Stored records:
=====

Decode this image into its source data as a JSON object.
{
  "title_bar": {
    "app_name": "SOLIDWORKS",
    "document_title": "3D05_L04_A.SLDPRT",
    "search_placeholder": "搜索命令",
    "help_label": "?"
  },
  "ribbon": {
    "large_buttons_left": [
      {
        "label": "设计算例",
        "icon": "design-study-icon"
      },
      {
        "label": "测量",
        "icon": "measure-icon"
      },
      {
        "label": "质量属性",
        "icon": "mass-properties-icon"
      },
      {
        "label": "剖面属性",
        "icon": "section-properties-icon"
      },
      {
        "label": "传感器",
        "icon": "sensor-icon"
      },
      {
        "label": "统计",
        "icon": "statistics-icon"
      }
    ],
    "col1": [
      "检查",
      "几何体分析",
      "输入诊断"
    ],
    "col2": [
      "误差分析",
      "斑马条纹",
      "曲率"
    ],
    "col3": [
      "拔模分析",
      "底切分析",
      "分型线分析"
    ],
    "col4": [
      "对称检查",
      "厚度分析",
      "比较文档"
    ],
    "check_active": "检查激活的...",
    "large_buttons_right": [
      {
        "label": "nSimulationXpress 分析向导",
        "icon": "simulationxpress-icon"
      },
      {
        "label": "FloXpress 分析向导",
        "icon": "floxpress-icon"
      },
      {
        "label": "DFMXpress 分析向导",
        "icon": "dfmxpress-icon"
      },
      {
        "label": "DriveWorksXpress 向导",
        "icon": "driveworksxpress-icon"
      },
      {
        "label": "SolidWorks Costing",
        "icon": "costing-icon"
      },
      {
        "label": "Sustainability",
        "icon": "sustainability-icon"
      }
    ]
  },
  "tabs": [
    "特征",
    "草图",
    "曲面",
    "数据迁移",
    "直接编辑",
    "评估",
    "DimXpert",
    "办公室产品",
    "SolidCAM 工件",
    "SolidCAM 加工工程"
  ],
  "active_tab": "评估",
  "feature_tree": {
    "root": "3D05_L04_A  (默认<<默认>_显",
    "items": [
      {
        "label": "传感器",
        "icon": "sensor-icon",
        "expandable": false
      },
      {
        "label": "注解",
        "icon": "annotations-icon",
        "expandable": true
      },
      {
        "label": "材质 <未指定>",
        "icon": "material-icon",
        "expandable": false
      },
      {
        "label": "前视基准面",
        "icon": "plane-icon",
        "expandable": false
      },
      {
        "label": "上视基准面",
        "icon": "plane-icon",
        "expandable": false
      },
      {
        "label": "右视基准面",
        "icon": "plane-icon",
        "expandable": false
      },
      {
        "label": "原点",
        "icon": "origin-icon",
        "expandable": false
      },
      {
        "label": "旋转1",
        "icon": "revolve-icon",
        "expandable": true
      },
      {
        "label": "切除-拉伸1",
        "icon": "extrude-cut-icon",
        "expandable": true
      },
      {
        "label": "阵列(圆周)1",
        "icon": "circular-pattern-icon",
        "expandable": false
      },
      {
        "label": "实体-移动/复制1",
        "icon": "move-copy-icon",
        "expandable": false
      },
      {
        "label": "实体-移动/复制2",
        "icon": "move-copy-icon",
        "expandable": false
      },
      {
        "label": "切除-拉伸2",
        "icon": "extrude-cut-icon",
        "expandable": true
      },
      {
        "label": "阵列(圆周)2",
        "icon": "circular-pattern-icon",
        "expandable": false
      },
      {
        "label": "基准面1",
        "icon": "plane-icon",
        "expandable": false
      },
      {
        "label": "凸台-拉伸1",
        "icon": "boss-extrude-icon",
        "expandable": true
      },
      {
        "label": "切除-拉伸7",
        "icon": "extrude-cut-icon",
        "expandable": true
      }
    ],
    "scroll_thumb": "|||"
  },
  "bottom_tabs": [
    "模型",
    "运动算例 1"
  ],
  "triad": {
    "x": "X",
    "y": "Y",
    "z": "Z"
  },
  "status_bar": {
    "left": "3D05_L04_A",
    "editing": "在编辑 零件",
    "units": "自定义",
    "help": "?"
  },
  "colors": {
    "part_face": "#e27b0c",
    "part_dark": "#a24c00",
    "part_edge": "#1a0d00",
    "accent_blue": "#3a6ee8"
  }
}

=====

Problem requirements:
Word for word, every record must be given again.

Answer:
Decode this image into its source data as a JSON object.
{
  "title_bar": {
    "app_name": "SOLIDWORKS",
    "document_title": "3D05_L04_A.SLDPRT",
    "search_placeholder": "搜索命令",
    "help_label": "?"
  },
  "ribbon": {
    "large_buttons_left": [
      {
        "label": "设计算例",
        "icon": "design-study-icon"
      },
      {
        "label": "测量",
        "icon": "measure-icon"
      },
      {
        "label": "质量属性",
        "icon": "mass-properties-icon"
      },
      {
        "label": "剖面属性",
        "icon": "section-properties-icon"
      },
      {
        "label": "传感器",
        "icon": "sensor-icon"
      },
      {
        "label": "统计",
        "icon": "statistics-icon"
      }
    ],
    "col1": [
      "检查",
      "几何体分析",
      "输入诊断"
    ],
    "col2": [
      "误差分析",
      "斑马条纹",
      "曲率"
    ],
    "col3": [
      "拔模分析",
      "底切分析",
      "分型线分析"
    ],
    "col4": [
      "对称检查",
      "厚度分析",
      "比较文档"
    ],
    "check_active": "检查激活的...",
    "large_buttons_right": [
      {
        "label": "nSimulationXpress 分析向导",
        "icon": "simulationxpress-icon"
      },
      {
        "label": "FloXpress 分析向导",
        "icon": "floxpress-icon"
      },
      {
        "label": "DFMXpress 分析向导",
        "icon": "dfmxpress-icon"
      },
      {
        "label": "DriveWorksXpress 向导",
        "icon": "driveworksxpress-icon"
      },
      {
        "label": "SolidWorks Costing",
        "icon": "costing-icon"
      },
      {
        "label": "Sustainability",
        "icon": "sustainability-icon"
      }
    ]
  },
  "tabs": [
    "特征",
    "草图",
    "曲面",
    "数据迁移",
    "直接编辑",
    "评估",
    "DimXpert",
    "办公室产品",
    "SolidCAM 工件",
    "SolidCAM 加工工程"
  ],
  "active_tab": "评估",
  "feature_tree": {
    "root": "3D05_L04_A  (默认<<默认>_显",
    "items": [
      {
        "label": "传感器",
        "icon": "sensor-icon",
        "expandable": false
      },
      {
        "label": "注解",
        "icon": "annotations-icon",
        "expandable": true
      },
      {
        "label": "材质 <未指定>",
        "icon": "material-icon",
        "expandable": false
      },
      {
        "label": "前视基准面",
        "icon": "plane-icon",
        "expandable": false
      },
      {
        "label": "上视基准面",
        "icon": "plane-icon",
        "expandable": false
      },
      {
        "label": "右视基准面",
        "icon": "plane-icon",
        "expandable": false
      },
      {
        "label": "原点",
        "icon": "origin-icon",
        "expandable": false
      },
      {
        "label": "旋转1",
        "icon": "revolve-icon",
        "expandable": true
      },
      {
        "label": "切除-拉伸1",
        "icon": "extrude-cut-icon",
        "expandable": true
      },
      {
        "label": "阵列(圆周)1",
        "icon": "circular-pattern-icon",
        "expandable": false
      },
      {
        "label": "实体-移动/复制1",
        "icon": "move-copy-icon",
        "expandable": false
      },
      {
        "label": "实体-移动/复制2",
        "icon": "move-copy-icon",
        "expandable": false
      },
      {
        "label": "切除-拉伸2",
        "icon": "extrude-cut-icon",
        "expandable": true
      },
      {
        "label": "阵列(圆周)2",
        "icon": "circular-pattern-icon",
        "expandable": false
      },
      {
        "label": "基准面1",
        "icon": "plane-icon",
        "expandable": false
      },
      {
        "label": "凸台-拉伸1",
        "icon": "boss-extrude-icon",
        "expandable": true
      },
      {
        "label": "切除-拉伸7",
        "icon": "extrude-cut-icon",
        "expandable": true
      }
    ],
    "scroll_thumb": "|||"
  },
  "bottom_tabs": [
    "模型",
    "运动算例 1"
  ],
  "triad": {
    "x": "X",
    "y": "Y",
    "z": "Z"
  },
  "status_bar": {
    "left": "3D05_L04_A",
    "editing": "在编辑 零件",
    "units": "自定义",
    "help": "?"
  },
  "colors": {
    "part_face": "#e27b0c",
    "part_dark": "#a24c00",
    "part_edge": "#1a0d00",
    "accent_blue": "#3a6ee8"
  }
}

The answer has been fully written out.